Stress can come from many things but wherever it comes from, it is going to make your fibromyalgia worse and thus is vital to deal with.
Mental Stress and Fibromyalgia
One doesn’t have to be the VP Sales in a huge corporation to be under stress. You might work for a small company and simply have a mean, grumpy boss, or worse a somewhat sadistic boss or co-worker and be under stress as a result of their repeated antagonism toward you.
Maybe your commute to and from work is treacherous or stressful due to traffic or other conditions. Or maybe you have some relationship at home that is stressful.
It could be that home is fine and you love work but you aren’t making enough financially to cover your expenses and so you are stressed about your own or your business finances.
These and countless other scenarios can be causing you extra stress.
Physical Stress and Fibromyalgia
When you hear “physical stress” you think of perhaps running a marathon. But if your job requires extensive travel this can put a huge demand on your body. If you work very long hours or irregular hours or work a night shift, such factors can also create a physical stress.

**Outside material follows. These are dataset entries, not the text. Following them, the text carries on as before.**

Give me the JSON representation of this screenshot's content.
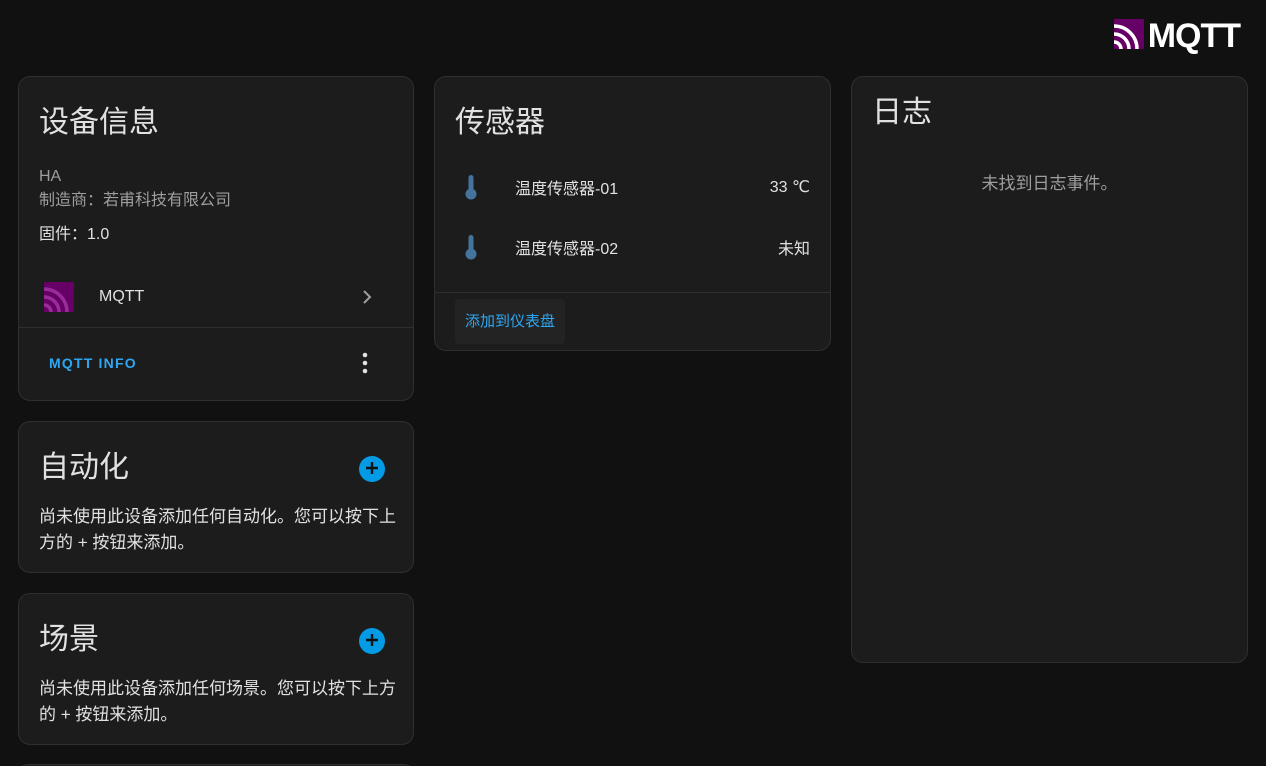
{
  "brand": {
    "text": "MQTT",
    "icon": "mqtt-logo-icon"
  },
  "device_info": {
    "title": "设备信息",
    "model": "HA",
    "manufacturer": "制造商：若甫科技有限公司",
    "firmware": "固件：1.0",
    "integration": {
      "label": "MQTT",
      "icon": "mqtt-logo-icon"
    },
    "mqtt_info_label": "MQTT INFO"
  },
  "automation": {
    "title": "自动化",
    "description": "尚未使用此设备添加任何自动化。您可以按下上方的 + 按钮来添加。"
  },
  "scene": {
    "title": "场景",
    "description": "尚未使用此设备添加任何场景。您可以按下上方的 + 按钮来添加。"
  },
  "sensors": {
    "title": "传感器",
    "items": [
      {
        "name": "温度传感器-01",
        "value": "33 ℃",
        "icon": "thermometer-icon"
      },
      {
        "name": "温度传感器-02",
        "value": "未知",
        "icon": "thermometer-icon"
      }
    ],
    "add_to_dashboard": "添加到仪表盘"
  },
  "logbook": {
    "title": "日志",
    "empty_text": "未找到日志事件。"
  },
  "colors": {
    "background": "#111111",
    "card": "#1c1c1c",
    "accent": "#2ea7f2",
    "fab": "#039be5",
    "mqtt_purple": "#660066"
  }
}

One’s reaction to stress varies from person to person. For example, some people don’t mind speaking in front of an audience, whereas some people find it incredibly stressful. So your attitude or reaction to potentially stressful situations plays a part in it as well.
It could be that you aren’t fully aware of how much stress you are experiencing. Some people consider it part of life or “normal” to be under stress. But the truth is that it isn’t healthy to be under stress for any length of time.

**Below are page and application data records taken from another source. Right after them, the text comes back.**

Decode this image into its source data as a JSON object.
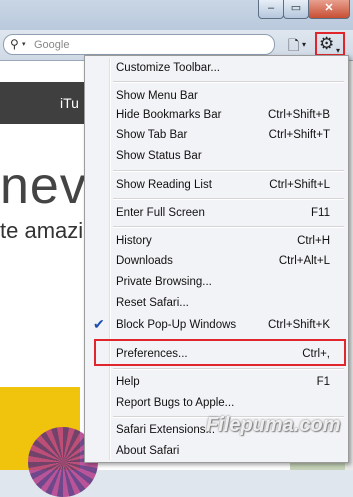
{
  "window": {
    "minimize_glyph": "–",
    "maximize_glyph": "▭",
    "close_glyph": "✕"
  },
  "toolbar": {
    "search_placeholder": "Google",
    "search_icon_glyph": "⚲",
    "dropdown_glyph": "▾",
    "page_icon_glyph": "🗋",
    "gear_icon_glyph": "⚙"
  },
  "page": {
    "nav_text": "iTu",
    "headline": "nev",
    "subline": "te amazin"
  },
  "menu": {
    "items": [
      {
        "label": "Customize Toolbar...",
        "shortcut": ""
      },
      {
        "label": "Show Menu Bar",
        "shortcut": ""
      },
      {
        "label": "Hide Bookmarks Bar",
        "shortcut": "Ctrl+Shift+B"
      },
      {
        "label": "Show Tab Bar",
        "shortcut": "Ctrl+Shift+T"
      },
      {
        "label": "Show Status Bar",
        "shortcut": ""
      },
      {
        "label": "Show Reading List",
        "shortcut": "Ctrl+Shift+L"
      },
      {
        "label": "Enter Full Screen",
        "shortcut": "F11"
      },
      {
        "label": "History",
        "shortcut": "Ctrl+H"
      },
      {
        "label": "Downloads",
        "shortcut": "Ctrl+Alt+L"
      },
      {
        "label": "Private Browsing...",
        "shortcut": ""
      },
      {
        "label": "Reset Safari...",
        "shortcut": ""
      },
      {
        "label": "Block Pop-Up Windows",
        "shortcut": "Ctrl+Shift+K",
        "checked": true,
        "check_glyph": "✔"
      },
      {
        "label": "Preferences...",
        "shortcut": "Ctrl+,"
      },
      {
        "label": "Help",
        "shortcut": "F1"
      },
      {
        "label": "Report Bugs to Apple...",
        "shortcut": ""
      },
      {
        "label": "Safari Extensions...",
        "shortcut": ""
      },
      {
        "label": "About Safari",
        "shortcut": ""
      }
    ]
  },
  "watermark": "Filepuma.com",
  "colors": {
    "highlight_box": "#e0262c",
    "menu_bg": "#f2f3f6",
    "check": "#1a4fb0"
  }
}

Stress, particularly prolonged stress that goes for weeks, months or even years, can be very taxing on your body and can cause quite some damage.
When you are stressed your adrenal glands are forced to produce more cortisol and adrenaline (the main stress hormones) than usual. These hormones rouse the body for emergency action.
Your heart pounds faster, muscles tighten, blood pressure rises, breath quickens, and your senses become sharper. These physical changes increase your strength and stamina, speed your reaction time, and enhance your focus—preparing you to either fight or flee from the danger at hand.
Stress that continues over long periods of time and is left unchecked can contribute to health problems, such as high blood pressure, heart disease, obesity and diabetes. Stress can also trigger FMS or CFS or re-trigger it.
Because of the widespread damage stress can cause, it’s important to know your own limit.
It is vital that you work to reduce stress in your life in every way you can. There are several approaches to this that can help.
Part of reducing stress can come from your attitude toward the stressful situations. Talking about it with someone can often help. Meditation and other self-help techniques can also go a long way in reducing stress.
Sometimes it is a matter of certain people in your environment that cause you stress. This can be a rough relationship with your spouse or another family member, a neighbor, a co-worker or boss, someone from a group that you frequent, etc. If it is a neighbor or co-worker and you can somehow reduce or even cut off contact with that person, then this might help in relieving that tension.
If it’s your boss or spouse or other family member, talking about the situation with someone else can sometimes help. Talking about it with the person directly, where this is possible, can also often help. Or one can get professional help to address the matter. Or maybe it’s time to get a new job or lay down some new ground rules in the house.
Sometimes particular situations can cause stress, such as debt load resulting from not making enough money to adequately cover expenses. This might require confronting the details of the situation and coming up with a real handling such as budgeting your expenditures to fit within available funds and then honestly enforcing this budget be followed by all concerned. In other words, maybe there is a real situation that you are facing that needs confronting and real solutions worked out.
Just isolating where your stress is coming from can be very enlightening and relieving in itself. Once you really nail down where your stress is coming from, it isn’t hard to work out immediate, medium and long-range handlings for it.
There are also many things one can do to relieve stress — massages, exercise, breathing techniques, meditation, etc. — this doesn’t replace the need to isolate the sources of stress and reduce them as much as possible.
Fibromyalgia can be brought on by extreme stress or trauma and stress can exacerbate fibromyalgia symptoms. Stress and Fibromyalgia are very interrelated.
This is an excerpt from the new book, Fibromyalgia, Chronic Fatigue and Chronic Illness, Navigating through the confusion and deception, isolating the truly effective, science-based treatments to recover your health and take back your life, which is now available on Amazon.